Two of the kids – Lily and Max – finished high school in early June. I know, I know. They call it “commencement.” It’s supposed to be a beginning, the start of what’s coming next. I like the idea of “graduation.” You move (up?) from one step to another. But, really, it felt so much like an ending. The end of waving kids off in the morning from the breakfast table, the end of dropping kids at the train station and picking them up again in the afternoon, the end of having supper ready for everybody and hearing holy hell when everybody is sick of chicken, the end of having gangs of boys hanging out in the basement in front of the TV. It was hard to think about beginnings, especially because nothing had begun yet. It will. I know it. But it hadn’t then and hasn’t yet.
We celebrated a lot of these ends, and it was joyful. I threw parties. Grandparents traveled to Boston from distant locales. There were presents. Everybody dressed up and looked spiffy. Mark, the kids, and I traversed Alaska’s Inside Passage, from Juneau to Ketchikan, as a way to note these endings. The five of us had – let it be publicly acknowledged – a lot of fun. Together. As a family. A dream come true.
For Sam, of course, things haven’t exactly ended, because he is spending another year boarding and will have his commencement/graduation/end next June. It’ll be different, in part because he’ll already have made the leap to “away.” And it’ll be different because he won’t be graduating near home, so I can’t make all my neighbors gather and fuss. But with luck we’ll all be together again – grandparents included – and it’ll be a big huge deal. That’s the way it seems to be turning out in this family. Reaching goals, coming to a place of achievement, marking rites of passage: we notice, and we eat cake.
So, now, it’s high summer – August – and I feel like a yo-yo. I keep pinging around. I helped Lily get set up on the Cape so she could work her usual summer job at the fruit’n’veg stand. I helped Sam get started at Berklee, where he’s been percussing away. I’ve helped Max and four others find an apartment in New York, where they’ll be volunteering with City Year for 11 months in public schools. Max hasn’t started yet, but he’s fully engaged in planning and will soon head with Mark in a U-Haul filled with furniture donated from generous friends.
And I’m in the middle of too many projects. I’m working on the syllabus for the course I’ll be teaching in the fall. I’ve done another round of research for a long piece, but I haven’t written it yet. I’ve emptied my office of books, but I still have a dozen, deep file cabinet drawers to sort through and vast stacks of papers to sort. Good news: underneath the horrible, mouldy carpet lies a hard wood floor. Such potential. Kind of a metaphor for everything else. Who knows what’s underneath? Maybe something that with a bit of polish will shine?

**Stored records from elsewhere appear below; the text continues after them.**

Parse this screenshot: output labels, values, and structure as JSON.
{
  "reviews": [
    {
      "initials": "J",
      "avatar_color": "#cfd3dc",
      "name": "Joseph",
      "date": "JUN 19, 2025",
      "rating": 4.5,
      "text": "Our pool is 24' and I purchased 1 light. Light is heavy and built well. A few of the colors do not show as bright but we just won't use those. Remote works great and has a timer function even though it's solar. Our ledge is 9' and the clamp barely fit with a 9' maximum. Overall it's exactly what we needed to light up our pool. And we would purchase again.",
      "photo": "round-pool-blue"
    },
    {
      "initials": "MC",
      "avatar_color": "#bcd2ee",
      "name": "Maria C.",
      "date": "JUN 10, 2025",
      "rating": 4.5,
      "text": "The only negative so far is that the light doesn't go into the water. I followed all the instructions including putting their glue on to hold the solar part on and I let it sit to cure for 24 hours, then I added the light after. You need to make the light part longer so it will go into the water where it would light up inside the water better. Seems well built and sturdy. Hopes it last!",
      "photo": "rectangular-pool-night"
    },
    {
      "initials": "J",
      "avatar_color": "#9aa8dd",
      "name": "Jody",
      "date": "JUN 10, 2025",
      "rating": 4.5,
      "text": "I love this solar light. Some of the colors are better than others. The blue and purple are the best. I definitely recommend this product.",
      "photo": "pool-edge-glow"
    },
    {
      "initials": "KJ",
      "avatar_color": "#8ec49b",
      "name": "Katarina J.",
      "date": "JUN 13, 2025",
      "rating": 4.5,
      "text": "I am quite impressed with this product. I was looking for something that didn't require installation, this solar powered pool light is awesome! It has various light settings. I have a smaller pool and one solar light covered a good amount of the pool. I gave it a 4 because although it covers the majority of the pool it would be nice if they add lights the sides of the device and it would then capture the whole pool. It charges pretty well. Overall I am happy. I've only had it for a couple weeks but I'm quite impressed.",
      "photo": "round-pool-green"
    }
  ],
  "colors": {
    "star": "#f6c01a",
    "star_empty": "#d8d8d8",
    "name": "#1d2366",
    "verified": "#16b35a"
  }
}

I feel stuck in the middle, meanwhile. After all the fanfare, not much has changed. I’m still buying groceries and emptying the dishwasher. The kids are keenly aware that new sorts of independence are just around the corner, but they haven’t quite reached the corner yet. A bit of push-me-pull-you has ensued. Normal, I know, in the Separation Derby, but not always comfortable.
You give everything you’ve got to these growing, shifting children, and if you are actually able to give what they need – not necessarily what they want or you expect – you get … to be left alone. This somehow seems a bad bargain at the moment, although older friends tell me it’s actually great. Right now, I think, “Who’d be crazy enough to sign on? Three times?” But that’s what the Bowl o’ Cherries is all about. You’ve got to savor the delicious fruit of raising a family, recognizing that you’re going to be left with a messy napkin filled with pits. The tasty fruit is gone. The seeds are to scatter. They’re going to mature into the loveliest trees. Probably in someone else’s yard. You’ve been so busy getting to this point that other parts of the garden have lain fallow or even gone to seed. What to do? Begin again.
Mired in the middle after so many endings, I am engaging in a tiny beginning. I’ve had my first two cello lessons and can now play both the “Dreidel” song and “Jingle Bells.” Pizzicato only. I told this to a neighbor’s son, a young man I have loved since he and my kids were all 5. He’s a wonderful musician with a wry sense of humor. Next, he assured me: Bach’s cello suites – preferably Number Two. I told him to check back with me in 2014.